South Africa just took a bold step forward for gay rights on the continent — and most people around the world probably missed it.
South Africa legalized same-sex marriage in 2006 and has long allowed gays to serve openly in the military. However, its neighbors have not been so quick to embrace same-sex equality. Given this environment, news that South Africa had appointed its first mixed-race lesbian to the nation's cabinet is not only a big deal, but is also a bold statement signalling that progress is slowly, but surely, coming to the region.
South Africa's post-apartheid constitution actually does afford the LGBT community more legal rights than many other nations. Yet the social fabric and mores of this nation have complicated the community's acceptance.

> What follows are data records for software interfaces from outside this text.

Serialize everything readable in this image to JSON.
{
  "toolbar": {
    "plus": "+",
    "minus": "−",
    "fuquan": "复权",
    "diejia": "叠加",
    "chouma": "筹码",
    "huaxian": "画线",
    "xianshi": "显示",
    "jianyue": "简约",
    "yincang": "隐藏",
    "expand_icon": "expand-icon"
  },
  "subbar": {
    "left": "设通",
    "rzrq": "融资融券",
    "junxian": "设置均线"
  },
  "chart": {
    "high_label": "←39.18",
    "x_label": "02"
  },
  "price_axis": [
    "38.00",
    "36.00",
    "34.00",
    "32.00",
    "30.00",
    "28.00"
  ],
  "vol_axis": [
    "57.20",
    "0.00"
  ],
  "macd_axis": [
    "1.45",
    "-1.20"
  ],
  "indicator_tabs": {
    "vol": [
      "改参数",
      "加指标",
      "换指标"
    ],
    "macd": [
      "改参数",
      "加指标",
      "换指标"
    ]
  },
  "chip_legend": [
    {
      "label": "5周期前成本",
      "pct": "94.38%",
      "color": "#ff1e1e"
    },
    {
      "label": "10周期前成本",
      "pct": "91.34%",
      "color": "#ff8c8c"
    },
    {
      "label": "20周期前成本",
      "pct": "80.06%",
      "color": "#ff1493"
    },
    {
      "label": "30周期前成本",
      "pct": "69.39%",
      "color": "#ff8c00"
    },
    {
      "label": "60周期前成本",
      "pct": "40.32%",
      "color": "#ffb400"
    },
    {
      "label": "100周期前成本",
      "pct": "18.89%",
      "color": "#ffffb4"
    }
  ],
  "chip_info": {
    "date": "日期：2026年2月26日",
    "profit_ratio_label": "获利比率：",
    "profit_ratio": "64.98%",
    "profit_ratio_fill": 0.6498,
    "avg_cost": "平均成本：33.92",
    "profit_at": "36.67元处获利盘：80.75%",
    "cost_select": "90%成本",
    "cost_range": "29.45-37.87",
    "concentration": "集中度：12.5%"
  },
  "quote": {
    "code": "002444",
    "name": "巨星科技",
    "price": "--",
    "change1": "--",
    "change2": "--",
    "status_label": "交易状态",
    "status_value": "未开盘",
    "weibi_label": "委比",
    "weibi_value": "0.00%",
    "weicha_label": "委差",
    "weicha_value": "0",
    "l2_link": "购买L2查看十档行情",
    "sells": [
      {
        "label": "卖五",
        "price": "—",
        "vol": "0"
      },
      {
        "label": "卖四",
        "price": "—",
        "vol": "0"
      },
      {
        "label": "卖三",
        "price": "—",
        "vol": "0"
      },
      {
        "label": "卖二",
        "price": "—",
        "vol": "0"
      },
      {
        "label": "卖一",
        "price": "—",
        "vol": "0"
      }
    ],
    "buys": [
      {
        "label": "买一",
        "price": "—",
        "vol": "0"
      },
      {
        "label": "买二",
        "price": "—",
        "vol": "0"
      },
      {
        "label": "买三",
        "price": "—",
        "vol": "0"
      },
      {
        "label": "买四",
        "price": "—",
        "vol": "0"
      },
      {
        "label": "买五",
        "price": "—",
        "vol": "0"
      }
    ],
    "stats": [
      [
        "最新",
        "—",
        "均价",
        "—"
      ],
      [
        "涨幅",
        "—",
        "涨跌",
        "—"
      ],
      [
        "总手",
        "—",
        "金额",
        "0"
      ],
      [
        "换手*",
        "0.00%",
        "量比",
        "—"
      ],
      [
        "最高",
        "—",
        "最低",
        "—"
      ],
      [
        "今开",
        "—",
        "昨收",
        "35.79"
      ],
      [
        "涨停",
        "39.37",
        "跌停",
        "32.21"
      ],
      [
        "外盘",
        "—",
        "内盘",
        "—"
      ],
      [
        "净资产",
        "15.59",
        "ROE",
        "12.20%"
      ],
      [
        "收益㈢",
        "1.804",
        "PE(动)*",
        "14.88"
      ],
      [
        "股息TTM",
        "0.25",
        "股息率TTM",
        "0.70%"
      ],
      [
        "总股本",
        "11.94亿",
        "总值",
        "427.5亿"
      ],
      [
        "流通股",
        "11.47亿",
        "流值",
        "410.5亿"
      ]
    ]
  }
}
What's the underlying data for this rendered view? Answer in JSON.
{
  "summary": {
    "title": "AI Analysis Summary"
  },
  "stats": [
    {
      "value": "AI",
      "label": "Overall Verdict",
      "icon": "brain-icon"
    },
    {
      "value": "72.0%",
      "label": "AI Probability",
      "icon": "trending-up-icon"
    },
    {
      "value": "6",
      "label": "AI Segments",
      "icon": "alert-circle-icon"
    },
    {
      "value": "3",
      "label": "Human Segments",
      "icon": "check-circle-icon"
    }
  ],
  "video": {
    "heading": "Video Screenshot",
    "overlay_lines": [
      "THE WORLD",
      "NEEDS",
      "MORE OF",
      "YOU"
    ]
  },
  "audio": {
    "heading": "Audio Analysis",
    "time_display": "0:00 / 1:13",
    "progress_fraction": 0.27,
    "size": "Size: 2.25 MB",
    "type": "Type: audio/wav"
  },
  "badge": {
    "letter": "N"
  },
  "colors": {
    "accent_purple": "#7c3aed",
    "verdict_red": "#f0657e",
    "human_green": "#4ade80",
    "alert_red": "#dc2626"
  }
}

In a 2013 Pew Research Center poll, 61% of South Africans believed that society should not accept homosexuality. This is comparably better than, but not too distinct from, other nations in the Sub-Saharan region, which overwhelmingly disapprove of homosexuality: "At least 9 in 10 in Nigeria (98%), Senegal (96%), Ghana (96%), Uganda (96%) and Kenya (90%) believe homosexuality should not be accepted by society."
Image Credit: Pew Research Center
The recent re-election of social conservative and traditional Zulu polygamist Jacob Zuma is a further testament to the social climate of acceptance of the LGBT community. While he has not taken action to overturn certain LGBT rights, he has not voiced his support of them either. Nor has he publicly condemned the homophobic atrocities occurring throughout the region in Nigeria and Uganda.
All of which is why the appointment of Lynne Brown as the public enterprises minister as the first openly LGBT figure is, indeed, such a big deal. A former teacher, Brown was premier of the Western Cape until her party lost control of government.
Brown seems a demure, no-nonsense figure who is said to like reading and playing golf in her time off.
"I'm not a flamboyant type of person; I get things done," she said, according to the Guardian. In another interview, the 52-year-old described herself as a "gentle politician" who has "not developed a hard skin but I do not care what people say about me — that you learn."
In a country where homophobia and sexism strongly are still a large part of the culture, her appointment is significant and symbolic.
Steven Friedman, director of the Center for the Study of Democracy, told the Guardian: "I think it's worth drawing attention to. She's not a gay rights campaigner — it's not recognition in that sense — but the fact that under the most socially conservative president since 1994 there is the first openly gay minister in such a position is significant."